Most travelers take some cash with them to Peru, in the form of dollars, Peruvian neuvos soles, or both. But if you’re traveling in Peru for more than a few days, at some point you’ll probably want to withdraw money from an ATM (automatic teller machine/cash machine).
Withdrawing money from an ATM is the most common way for travelers to access their funds while in Peru. It’s also one of the simplest methods, with ATMs found in every city.
You’ll find plenty of ATMs in every major city in Peru, and at least a couple in every midsize town. Standalone ATMs are often found near the city center, typically on or near the city’s Plaza de Armas (main square). Alternatively, look for an actual bank, most of which have ATMs inside (see safety below).
You’ll also find ATMs in some Peruvian airports and occasionally in pharmacies and shopping centers. Some of these ATMs might have higher than average usage fees (see fees below).
Small towns and especially villages are unlikely to have ATMs, so take some cash with you. Take nuevos soles in small denominations as many businesses won't have change for larger notes.
As a side note, Peruvian ATMs typically give you two language options: Spanish and English. If you don’t speak the local lingo, choose English/Inglés when you see the Language/Idioma option.
Debit and Credit Cards in Peru
Visa is the most widely accepted card (tarjeta) in Peru, and nearly all ATMs accept Visa for cash withdrawals.
You’ll also find some ATMs that accept Cirrus/MasterCard, but Visa is the most common.
Before you go to Peru, always ask your bank about using your credit and debit cards abroad. Sometimes you’ll need to clear your card for use in Peru. Even if you do clear your card, or if your bank assures you it will work just fine in Peru, don’t be surprised if it’s suddenly blocked at some point (the Barclays fraud department loves blocking my debit card).
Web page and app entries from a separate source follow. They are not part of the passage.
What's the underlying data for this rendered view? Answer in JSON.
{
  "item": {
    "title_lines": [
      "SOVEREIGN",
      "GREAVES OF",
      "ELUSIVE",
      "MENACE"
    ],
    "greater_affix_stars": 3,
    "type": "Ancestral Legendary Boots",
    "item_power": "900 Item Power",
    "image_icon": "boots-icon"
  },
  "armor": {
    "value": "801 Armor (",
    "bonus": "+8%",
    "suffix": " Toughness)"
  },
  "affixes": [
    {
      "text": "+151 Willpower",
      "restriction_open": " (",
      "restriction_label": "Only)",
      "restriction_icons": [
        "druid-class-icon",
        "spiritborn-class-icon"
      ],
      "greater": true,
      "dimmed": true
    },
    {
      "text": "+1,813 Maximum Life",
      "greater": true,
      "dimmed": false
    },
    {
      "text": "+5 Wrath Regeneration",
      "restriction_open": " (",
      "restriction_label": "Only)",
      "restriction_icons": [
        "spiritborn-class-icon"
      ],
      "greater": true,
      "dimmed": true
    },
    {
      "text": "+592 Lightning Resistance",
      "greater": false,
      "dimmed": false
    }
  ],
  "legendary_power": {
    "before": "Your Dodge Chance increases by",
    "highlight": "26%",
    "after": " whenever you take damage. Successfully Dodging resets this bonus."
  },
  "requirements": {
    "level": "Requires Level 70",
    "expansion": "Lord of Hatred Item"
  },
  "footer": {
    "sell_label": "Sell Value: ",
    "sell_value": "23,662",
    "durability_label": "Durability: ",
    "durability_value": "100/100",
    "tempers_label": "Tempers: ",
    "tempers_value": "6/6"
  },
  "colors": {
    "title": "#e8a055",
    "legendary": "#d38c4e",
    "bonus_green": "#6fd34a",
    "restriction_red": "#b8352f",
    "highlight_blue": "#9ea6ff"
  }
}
If an ATM won’t let you withdraw any money, it might be out of order or out of cash (or you entered your four-digit PIN incorrectly). In this case, try another ATM. If no ATMs will give you cash, don’t panic. The local network could be down, or your card might be blocked. Go to the nearest locutorio (call center) and call your bank; if your card has been blocked for whatever reason, you can normally get it unblocked within minutes.
If an ATM swallows your card, you’ll need to contact the bank connected with the ATM. Getting your card back can be a lengthy process, but be polite, put on your best “I’m sad and helpless” face and you’ll get it back eventually.
ATM Fees and Withdrawal Limits in Peru
Most ATMs in Peru do not charge you a transaction fee -- but your bank back home probably does. This charge is often between $5 and $10 for every withdrawal (sometimes more). There might also be an additional 1 to 3 percent transaction fee on all credit and debit card withdrawals abroad. You should ask your bank about ATM fees in Peru before you travel.
GlobalNet ATMs do charge a withdrawal fee (a surcharge of about $2 or $3, I believe). You’ll find these ATMs in Lima airport; if you need to withdraw cash on arrival, avoid GlobalNet and look for another option with lower/no fees (you’ll find a few alternatives inside the airport).
All Peruvian ATMs have a maximum withdrawal limit. This can be as low as S/.400 ($130), but S/.700 ($225) is more common. Your bank might also have a daily maximum withdrawal limit in place, so ask before you travel.
Most ATMs in Peru dispense nuevos soles and dollars. In general, withdrawing nuevos soles makes sense. But if you’re about to leave Peru for another country, it might be wise to withdraw dollars.
ATM Safety in Peru
The safest place to withdraw money from an ATM is inside the bank itself. Many banks contain at least one ATM.
If you need to withdraw cash from an ATM in the street, avoid doing so at night or in a secluded area. A well-lit ATM in a reasonably busy (but not too crowded) street is a good option. Be aware of your surroundings before, during and immediately after withdrawing money.
If you are worried about withdrawing money from an ATM, ask a friend to go with you.
If you notice anything odd about an ATM, such as signs of tampering or anything "stuck on" (like a false front), avoid using the machine.